[[ INFORMATION PROVIDED open ]]

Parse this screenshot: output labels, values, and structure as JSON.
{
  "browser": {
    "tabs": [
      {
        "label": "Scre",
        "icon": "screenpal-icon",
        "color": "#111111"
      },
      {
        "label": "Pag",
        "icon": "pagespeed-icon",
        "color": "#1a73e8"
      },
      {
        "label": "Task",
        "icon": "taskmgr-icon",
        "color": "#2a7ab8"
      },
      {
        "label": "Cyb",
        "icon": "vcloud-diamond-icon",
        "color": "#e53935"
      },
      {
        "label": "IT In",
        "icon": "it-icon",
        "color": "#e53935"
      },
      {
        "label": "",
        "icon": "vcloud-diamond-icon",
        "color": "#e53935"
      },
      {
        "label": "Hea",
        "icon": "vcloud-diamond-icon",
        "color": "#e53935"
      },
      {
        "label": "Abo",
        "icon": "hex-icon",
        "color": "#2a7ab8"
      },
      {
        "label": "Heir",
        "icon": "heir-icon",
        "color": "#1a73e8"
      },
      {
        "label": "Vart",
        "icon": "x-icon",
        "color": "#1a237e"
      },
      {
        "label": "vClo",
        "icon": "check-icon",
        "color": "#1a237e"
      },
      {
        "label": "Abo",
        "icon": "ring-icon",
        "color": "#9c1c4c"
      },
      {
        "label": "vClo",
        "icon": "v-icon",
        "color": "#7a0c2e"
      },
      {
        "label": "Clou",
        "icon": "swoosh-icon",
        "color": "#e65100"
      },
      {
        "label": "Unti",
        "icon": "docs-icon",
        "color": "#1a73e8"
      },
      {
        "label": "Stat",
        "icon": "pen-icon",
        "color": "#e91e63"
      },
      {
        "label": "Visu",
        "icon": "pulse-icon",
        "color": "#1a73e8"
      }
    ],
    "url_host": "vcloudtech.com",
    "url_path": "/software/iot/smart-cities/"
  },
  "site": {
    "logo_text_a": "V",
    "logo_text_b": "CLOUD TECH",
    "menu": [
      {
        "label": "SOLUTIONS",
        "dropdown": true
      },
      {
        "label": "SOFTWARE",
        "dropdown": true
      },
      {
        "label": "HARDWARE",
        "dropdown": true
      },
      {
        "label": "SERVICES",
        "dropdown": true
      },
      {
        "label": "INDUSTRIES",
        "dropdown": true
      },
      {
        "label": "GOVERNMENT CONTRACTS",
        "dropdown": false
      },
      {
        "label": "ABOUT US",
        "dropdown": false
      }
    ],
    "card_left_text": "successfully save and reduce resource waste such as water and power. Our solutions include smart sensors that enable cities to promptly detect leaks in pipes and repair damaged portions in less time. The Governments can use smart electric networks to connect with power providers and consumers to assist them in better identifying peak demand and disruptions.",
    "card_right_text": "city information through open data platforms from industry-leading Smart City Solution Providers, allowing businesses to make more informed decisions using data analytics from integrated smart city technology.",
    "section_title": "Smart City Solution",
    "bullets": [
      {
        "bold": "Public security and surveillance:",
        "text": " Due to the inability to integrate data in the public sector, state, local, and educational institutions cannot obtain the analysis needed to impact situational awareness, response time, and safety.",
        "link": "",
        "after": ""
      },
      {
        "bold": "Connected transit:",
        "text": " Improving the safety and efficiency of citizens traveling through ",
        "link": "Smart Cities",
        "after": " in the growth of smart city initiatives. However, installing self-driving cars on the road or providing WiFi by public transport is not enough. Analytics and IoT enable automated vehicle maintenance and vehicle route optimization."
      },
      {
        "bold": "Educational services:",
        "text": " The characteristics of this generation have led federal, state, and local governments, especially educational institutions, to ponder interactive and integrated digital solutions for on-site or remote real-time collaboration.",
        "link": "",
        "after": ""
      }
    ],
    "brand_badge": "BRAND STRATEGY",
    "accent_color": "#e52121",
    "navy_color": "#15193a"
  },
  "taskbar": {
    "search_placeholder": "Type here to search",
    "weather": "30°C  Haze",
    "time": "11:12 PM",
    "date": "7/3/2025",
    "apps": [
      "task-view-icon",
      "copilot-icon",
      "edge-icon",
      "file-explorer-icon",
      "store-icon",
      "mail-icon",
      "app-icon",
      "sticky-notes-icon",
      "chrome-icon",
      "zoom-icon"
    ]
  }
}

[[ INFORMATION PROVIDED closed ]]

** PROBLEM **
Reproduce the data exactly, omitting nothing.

** REPLY TO THE TASK **
Parse this screenshot: output labels, values, and structure as JSON.
{
  "browser": {
    "tabs": [
      {
        "label": "Scre",
        "icon": "screenpal-icon",
        "color": "#111111"
      },
      {
        "label": "Pag",
        "icon": "pagespeed-icon",
        "color": "#1a73e8"
      },
      {
        "label": "Task",
        "icon": "taskmgr-icon",
        "color": "#2a7ab8"
      },
      {
        "label": "Cyb",
        "icon": "vcloud-diamond-icon",
        "color": "#e53935"
      },
      {
        "label": "IT In",
        "icon": "it-icon",
        "color": "#e53935"
      },
      {
        "label": "",
        "icon": "vcloud-diamond-icon",
        "color": "#e53935"
      },
      {
        "label": "Hea",
        "icon": "vcloud-diamond-icon",
        "color": "#e53935"
      },
      {
        "label": "Abo",
        "icon": "hex-icon",
        "color": "#2a7ab8"
      },
      {
        "label": "Heir",
        "icon": "heir-icon",
        "color": "#1a73e8"
      },
      {
        "label": "Vart",
        "icon": "x-icon",
        "color": "#1a237e"
      },
      {
        "label": "vClo",
        "icon": "check-icon",
        "color": "#1a237e"
      },
      {
        "label": "Abo",
        "icon": "ring-icon",
        "color": "#9c1c4c"
      },
      {
        "label": "vClo",
        "icon": "v-icon",
        "color": "#7a0c2e"
      },
      {
        "label": "Clou",
        "icon": "swoosh-icon",
        "color": "#e65100"
      },
      {
        "label": "Unti",
        "icon": "docs-icon",
        "color": "#1a73e8"
      },
      {
        "label": "Stat",
        "icon": "pen-icon",
        "color": "#e91e63"
      },
      {
        "label": "Visu",
        "icon": "pulse-icon",
        "color": "#1a73e8"
      }
    ],
    "url_host": "vcloudtech.com",
    "url_path": "/software/iot/smart-cities/"
  },
  "site": {
    "logo_text_a": "V",
    "logo_text_b": "CLOUD TECH",
    "menu": [
      {
        "label": "SOLUTIONS",
        "dropdown": true
      },
      {
        "label": "SOFTWARE",
        "dropdown": true
      },
      {
        "label": "HARDWARE",
        "dropdown": true
      },
      {
        "label": "SERVICES",
        "dropdown": true
      },
      {
        "label": "INDUSTRIES",
        "dropdown": true
      },
      {
        "label": "GOVERNMENT CONTRACTS",
        "dropdown": false
      },
      {
        "label": "ABOUT US",
        "dropdown": false
      }
    ],
    "card_left_text": "successfully save and reduce resource waste such as water and power. Our solutions include smart sensors that enable cities to promptly detect leaks in pipes and repair damaged portions in less time. The Governments can use smart electric networks to connect with power providers and consumers to assist them in better identifying peak demand and disruptions.",
    "card_right_text": "city information through open data platforms from industry-leading Smart City Solution Providers, allowing businesses to make more informed decisions using data analytics from integrated smart city technology.",
    "section_title": "Smart City Solution",
    "bullets": [
      {
        "bold": "Public security and surveillance:",
        "text": " Due to the inability to integrate data in the public sector, state, local, and educational institutions cannot obtain the analysis needed to impact situational awareness, response time, and safety.",
        "link": "",
        "after": ""
      },
      {
        "bold": "Connected transit:",
        "text": " Improving the safety and efficiency of citizens traveling through ",
        "link": "Smart Cities",
        "after": " in the growth of smart city initiatives. However, installing self-driving cars on the road or providing WiFi by public transport is not enough. Analytics and IoT enable automated vehicle maintenance and vehicle route optimization."
      },
      {
        "bold": "Educational services:",
        "text": " The characteristics of this generation have led federal, state, and local governments, especially educational institutions, to ponder interactive and integrated digital solutions for on-site or remote real-time collaboration.",
        "link": "",
        "after": ""
      }
    ],
    "brand_badge": "BRAND STRATEGY",
    "accent_color": "#e52121",
    "navy_color": "#15193a"
  },
  "taskbar": {
    "search_placeholder": "Type here to search",
    "weather": "30°C  Haze",
    "time": "11:12 PM",
    "date": "7/3/2025",
    "apps": [
      "task-view-icon",
      "copilot-icon",
      "edge-icon",
      "file-explorer-icon",
      "store-icon",
      "mail-icon",
      "app-icon",
      "sticky-notes-icon",
      "chrome-icon",
      "zoom-icon"
    ]
  }
}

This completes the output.